# Work instructions
Please report how many lines in the records below contain "local". Reply with the number alone.

—————

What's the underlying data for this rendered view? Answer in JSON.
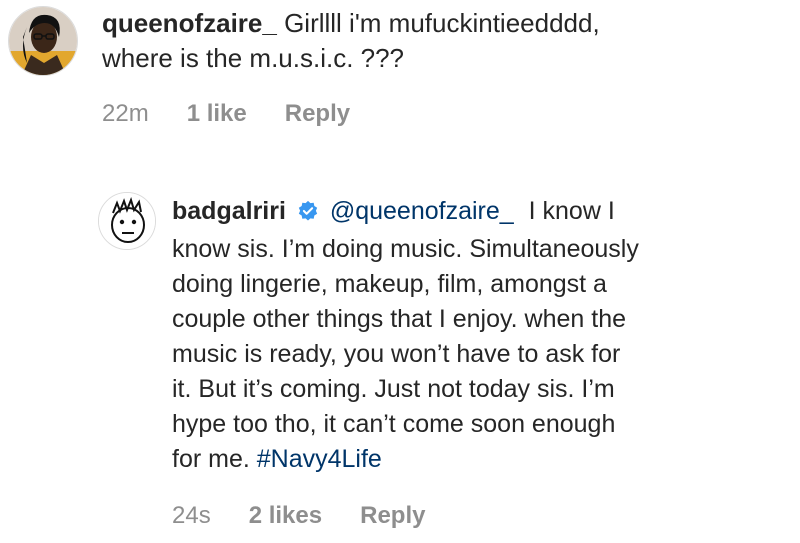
{
  "comment1": {
    "username": "queenofzaire_",
    "text": "Girllll i'm mufuckintieedddd,",
    "text_line2": "where is the m.u.s.i.c. ???",
    "time": "22m",
    "likes": "1 like",
    "reply_label": "Reply"
  },
  "comment2": {
    "username": "badgalriri",
    "mention": "@queenofzaire_",
    "lines": [
      "I know I",
      "know sis. I’m doing music. Simultaneously",
      "doing lingerie, makeup, film, amongst a",
      "couple other things that I enjoy. when the",
      "music is ready, you won’t have to ask for",
      "it. But it’s coming. Just not today sis. I’m",
      "hype too tho, it can’t come soon enough",
      "for me."
    ],
    "hashtag": "#Navy4Life",
    "time": "24s",
    "likes": "2 likes",
    "reply_label": "Reply"
  },
  "colors": {
    "text": "#262626",
    "meta": "#8e8e8e",
    "link": "#003569",
    "verified": "#3897f0"
  }
}
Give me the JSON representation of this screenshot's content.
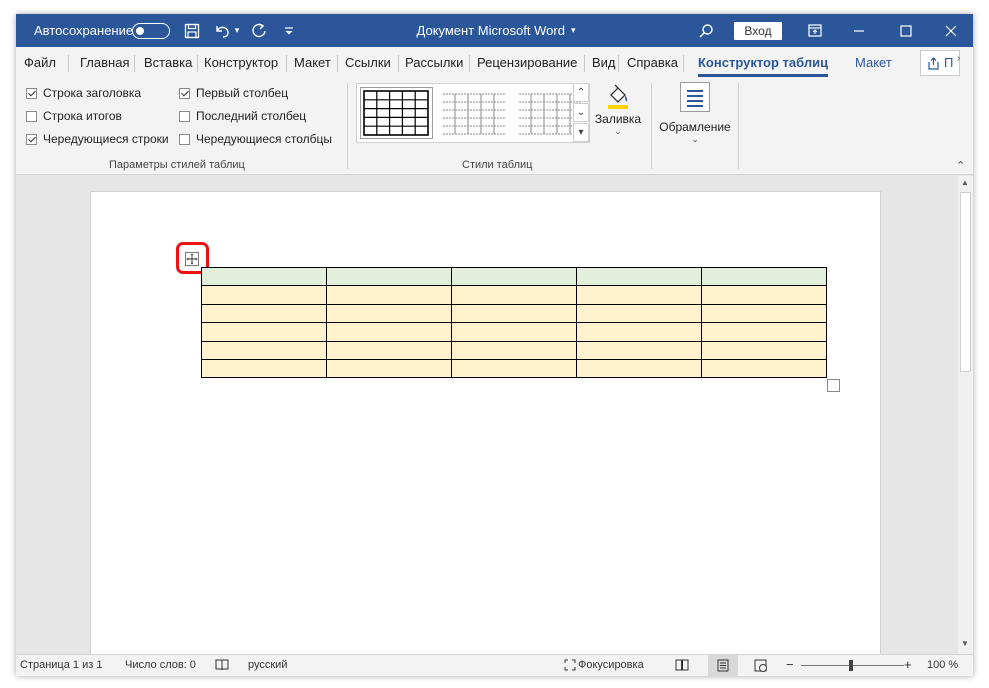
{
  "titlebar": {
    "autosave_label": "Автосохранение",
    "doc_title": "Документ Microsoft Word",
    "signin_label": "Вход"
  },
  "tabs": [
    "Файл",
    "Главная",
    "Вставка",
    "Конструктор",
    "Макет",
    "Ссылки",
    "Рассылки",
    "Рецензирование",
    "Вид",
    "Справка"
  ],
  "tab_active": "Конструктор таблиц",
  "tab_layout": "Макет",
  "share_label": "П",
  "ribbon": {
    "style_options": {
      "header_row": "Строка заголовка",
      "total_row": "Строка итогов",
      "banded_rows": "Чередующиеся строки",
      "first_column": "Первый столбец",
      "last_column": "Последний столбец",
      "banded_columns": "Чередующиеся столбцы",
      "group_label": "Параметры стилей таблиц"
    },
    "table_styles": {
      "group_label": "Стили таблиц"
    },
    "shading_label": "Заливка",
    "borders_label": "Обрамление"
  },
  "checkbox_state": {
    "header_row": true,
    "total_row": false,
    "banded_rows": true,
    "first_column": true,
    "last_column": false,
    "banded_columns": false
  },
  "table": {
    "rows": 6,
    "columns": 5,
    "header_fill": "#e2efda",
    "body_fill": "#fff2cc"
  },
  "statusbar": {
    "page": "Страница 1 из 1",
    "words": "Число слов: 0",
    "language": "русский",
    "focus": "Фокусировка",
    "zoom": "100 %"
  },
  "colors": {
    "accent": "#2b579a",
    "highlight": "#e11111"
  }
}
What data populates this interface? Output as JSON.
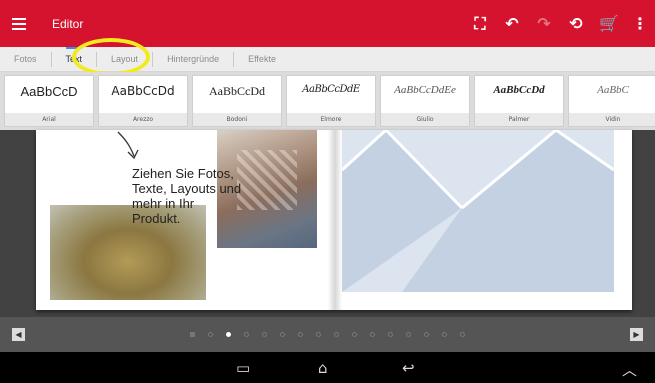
{
  "toolbar": {
    "title": "Editor",
    "icons": [
      "menu-icon",
      "fullscreen-icon",
      "undo-icon",
      "redo-icon",
      "refresh-icon",
      "cart-icon",
      "overflow-icon"
    ]
  },
  "tabs": [
    {
      "label": "Fotos",
      "active": false
    },
    {
      "label": "Text",
      "active": true
    },
    {
      "label": "Layout",
      "active": false
    },
    {
      "label": "Hintergründe",
      "active": false
    },
    {
      "label": "Effekte",
      "active": false
    }
  ],
  "fonts": [
    {
      "sample": "AaBbCcD",
      "name": "Arial"
    },
    {
      "sample": "AaBbCcDd",
      "name": "Arezzo"
    },
    {
      "sample": "AaBbCcDd",
      "name": "Bodoni"
    },
    {
      "sample": "AaBbCcDdE",
      "name": "Elmore"
    },
    {
      "sample": "AaBbCcDdEe",
      "name": "Giulio"
    },
    {
      "sample": "AaBbCcDd",
      "name": "Palmer"
    },
    {
      "sample": "AaBbC",
      "name": "Vidin"
    }
  ],
  "canvas": {
    "hint": "Ziehen Sie Fotos, Texte, Layouts und mehr in Ihr Produkt."
  },
  "colors": {
    "toolbar": "#d5132e",
    "highlight": "#f2ea1c",
    "placeholder": "#dbe4ef"
  }
}
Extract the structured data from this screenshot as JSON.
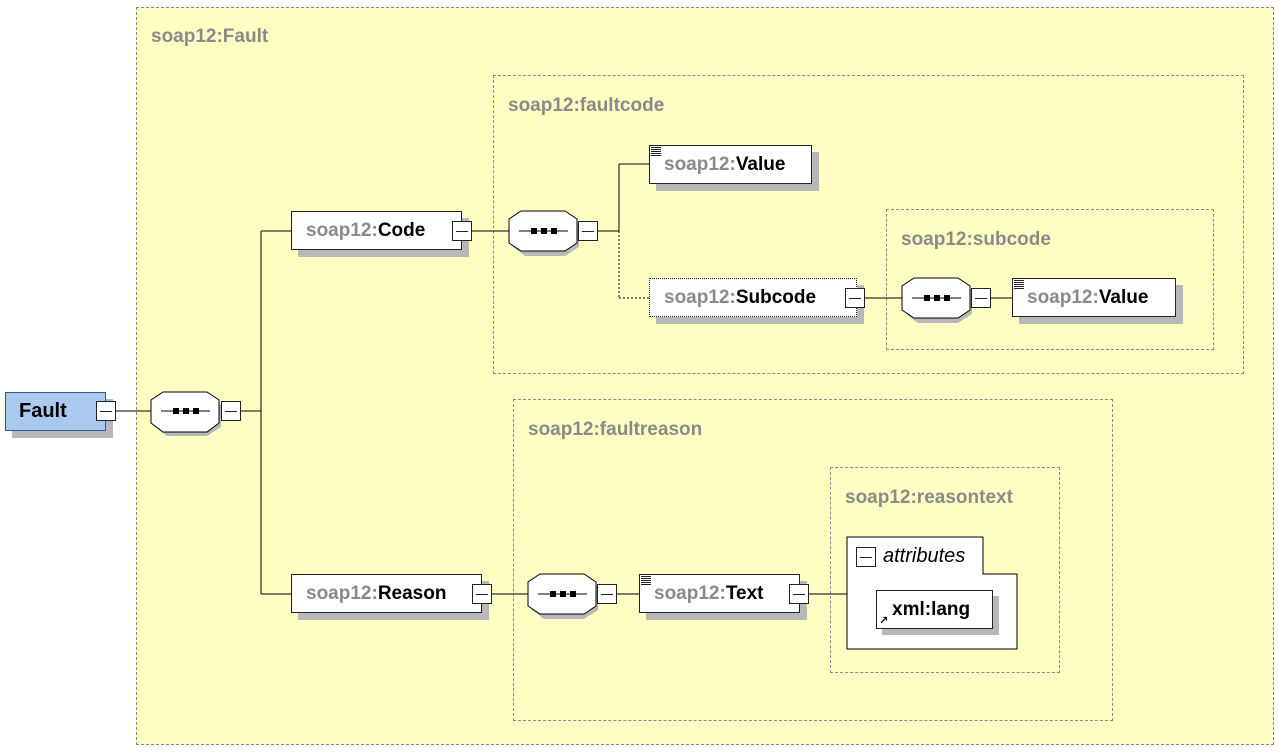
{
  "groups": {
    "fault": "soap12:Fault",
    "faultcode": "soap12:faultcode",
    "subcode": "soap12:subcode",
    "faultreason": "soap12:faultreason",
    "reasontext": "soap12:reasontext"
  },
  "nodes": {
    "root": "Fault",
    "code": {
      "prefix": "soap12:",
      "local": "Code"
    },
    "value1": {
      "prefix": "soap12:",
      "local": "Value"
    },
    "subcode": {
      "prefix": "soap12:",
      "local": "Subcode"
    },
    "value2": {
      "prefix": "soap12:",
      "local": "Value"
    },
    "reason": {
      "prefix": "soap12:",
      "local": "Reason"
    },
    "text": {
      "prefix": "soap12:",
      "local": "Text"
    }
  },
  "attributes": {
    "title": "attributes",
    "lang": "xml:lang"
  },
  "colors": {
    "group_fill": "#ffffc4",
    "root_fill": "#a9c9ef",
    "label_gray": "#8a8a8a"
  }
}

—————

# Task response
6